TRY IT
Any image in the records is to be skipped; everything else should be reproduced exactly.

RECORD EXCERPTS
****************************************

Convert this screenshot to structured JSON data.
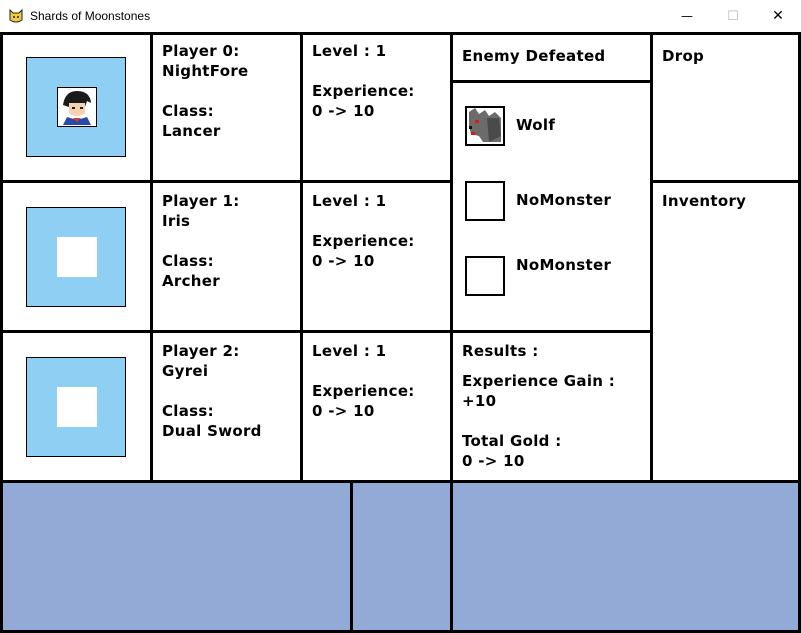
{
  "window": {
    "title": "Shards of Moonstones",
    "minimize_glyph": "—",
    "maximize_glyph": "☐",
    "close_glyph": "✕",
    "icon": "cat-face-icon"
  },
  "players": [
    {
      "name_line": "Player 0:",
      "name": "NightFore",
      "class_label": "Class:",
      "class": "Lancer",
      "level": "Level : 1",
      "exp_label": "Experience:",
      "exp": "0 -> 10",
      "portrait": "knight-portrait-icon"
    },
    {
      "name_line": "Player 1:",
      "name": "Iris",
      "class_label": "Class:",
      "class": "Archer",
      "level": "Level : 1",
      "exp_label": "Experience:",
      "exp": "0 -> 10",
      "portrait": "empty-portrait"
    },
    {
      "name_line": "Player 2:",
      "name": "Gyrei",
      "class_label": "Class:",
      "class": "Dual Sword",
      "level": "Level : 1",
      "exp_label": "Experience:",
      "exp": "0 -> 10",
      "portrait": "empty-portrait"
    }
  ],
  "enemy_header": "Enemy Defeated",
  "enemies": [
    {
      "name": "Wolf",
      "icon": "wolf-icon"
    },
    {
      "name": "NoMonster",
      "icon": "empty-slot"
    },
    {
      "name": "NoMonster",
      "icon": "empty-slot"
    }
  ],
  "results": {
    "title": "Results :",
    "exp_gain_label": "Experience Gain :",
    "exp_gain_value": "+10",
    "gold_label": "Total Gold :",
    "gold_value": "0 -> 10"
  },
  "drop_label": "Drop",
  "inventory_label": "Inventory",
  "colors": {
    "portrait_bg": "#8ecff3",
    "panel_bg": "#93a9d6",
    "border": "#000000"
  }
}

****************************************

WRITTEN SOLUTION
Convert this screenshot to structured JSON data.
{
  "window": {
    "title": "Shards of Moonstones",
    "minimize_glyph": "—",
    "maximize_glyph": "☐",
    "close_glyph": "✕",
    "icon": "cat-face-icon"
  },
  "players": [
    {
      "name_line": "Player 0:",
      "name": "NightFore",
      "class_label": "Class:",
      "class": "Lancer",
      "level": "Level : 1",
      "exp_label": "Experience:",
      "exp": "0 -> 10",
      "portrait": "knight-portrait-icon"
    },
    {
      "name_line": "Player 1:",
      "name": "Iris",
      "class_label": "Class:",
      "class": "Archer",
      "level": "Level : 1",
      "exp_label": "Experience:",
      "exp": "0 -> 10",
      "portrait": "empty-portrait"
    },
    {
      "name_line": "Player 2:",
      "name": "Gyrei",
      "class_label": "Class:",
      "class": "Dual Sword",
      "level": "Level : 1",
      "exp_label": "Experience:",
      "exp": "0 -> 10",
      "portrait": "empty-portrait"
    }
  ],
  "enemy_header": "Enemy Defeated",
  "enemies": [
    {
      "name": "Wolf",
      "icon": "wolf-icon"
    },
    {
      "name": "NoMonster",
      "icon": "empty-slot"
    },
    {
      "name": "NoMonster",
      "icon": "empty-slot"
    }
  ],
  "results": {
    "title": "Results :",
    "exp_gain_label": "Experience Gain :",
    "exp_gain_value": "+10",
    "gold_label": "Total Gold :",
    "gold_value": "0 -> 10"
  },
  "drop_label": "Drop",
  "inventory_label": "Inventory",
  "colors": {
    "portrait_bg": "#8ecff3",
    "panel_bg": "#93a9d6",
    "border": "#000000"
  }
}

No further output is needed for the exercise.